▶ [Task instructions]: Go through the listing and write out all of it exactly.

>>>>>

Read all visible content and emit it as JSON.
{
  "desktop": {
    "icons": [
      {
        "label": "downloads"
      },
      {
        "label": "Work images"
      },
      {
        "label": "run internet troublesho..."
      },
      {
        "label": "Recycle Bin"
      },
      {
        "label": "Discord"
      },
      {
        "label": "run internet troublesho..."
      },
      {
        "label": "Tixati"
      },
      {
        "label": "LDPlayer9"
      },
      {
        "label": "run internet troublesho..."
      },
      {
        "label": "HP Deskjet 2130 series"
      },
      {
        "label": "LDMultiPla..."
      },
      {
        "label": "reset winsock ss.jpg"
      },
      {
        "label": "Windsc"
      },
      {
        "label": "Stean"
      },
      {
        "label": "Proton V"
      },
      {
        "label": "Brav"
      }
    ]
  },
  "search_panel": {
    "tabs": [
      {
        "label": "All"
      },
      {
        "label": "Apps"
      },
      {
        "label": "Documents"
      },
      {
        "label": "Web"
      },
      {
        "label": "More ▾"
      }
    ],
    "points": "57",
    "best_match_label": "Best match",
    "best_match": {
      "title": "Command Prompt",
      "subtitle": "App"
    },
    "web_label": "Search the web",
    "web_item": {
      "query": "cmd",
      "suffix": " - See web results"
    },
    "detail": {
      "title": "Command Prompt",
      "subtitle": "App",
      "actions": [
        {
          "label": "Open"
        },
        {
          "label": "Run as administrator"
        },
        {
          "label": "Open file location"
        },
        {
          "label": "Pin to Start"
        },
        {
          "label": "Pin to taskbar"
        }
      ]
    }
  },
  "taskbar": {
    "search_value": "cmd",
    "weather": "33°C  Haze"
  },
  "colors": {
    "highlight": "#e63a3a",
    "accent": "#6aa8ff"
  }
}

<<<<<

▶ [Problem solution]:
Read all visible content and emit it as JSON.
{
  "desktop": {
    "icons": [
      {
        "label": "downloads"
      },
      {
        "label": "Work images"
      },
      {
        "label": "run internet troublesho..."
      },
      {
        "label": "Recycle Bin"
      },
      {
        "label": "Discord"
      },
      {
        "label": "run internet troublesho..."
      },
      {
        "label": "Tixati"
      },
      {
        "label": "LDPlayer9"
      },
      {
        "label": "run internet troublesho..."
      },
      {
        "label": "HP Deskjet 2130 series"
      },
      {
        "label": "LDMultiPla..."
      },
      {
        "label": "reset winsock ss.jpg"
      },
      {
        "label": "Windsc"
      },
      {
        "label": "Stean"
      },
      {
        "label": "Proton V"
      },
      {
        "label": "Brav"
      }
    ]
  },
  "search_panel": {
    "tabs": [
      {
        "label": "All"
      },
      {
        "label": "Apps"
      },
      {
        "label": "Documents"
      },
      {
        "label": "Web"
      },
      {
        "label": "More ▾"
      }
    ],
    "points": "57",
    "best_match_label": "Best match",
    "best_match": {
      "title": "Command Prompt",
      "subtitle": "App"
    },
    "web_label": "Search the web",
    "web_item": {
      "query": "cmd",
      "suffix": " - See web results"
    },
    "detail": {
      "title": "Command Prompt",
      "subtitle": "App",
      "actions": [
        {
          "label": "Open"
        },
        {
          "label": "Run as administrator"
        },
        {
          "label": "Open file location"
        },
        {
          "label": "Pin to Start"
        },
        {
          "label": "Pin to taskbar"
        }
      ]
    }
  },
  "taskbar": {
    "search_value": "cmd",
    "weather": "33°C  Haze"
  },
  "colors": {
    "highlight": "#e63a3a",
    "accent": "#6aa8ff"
  }
}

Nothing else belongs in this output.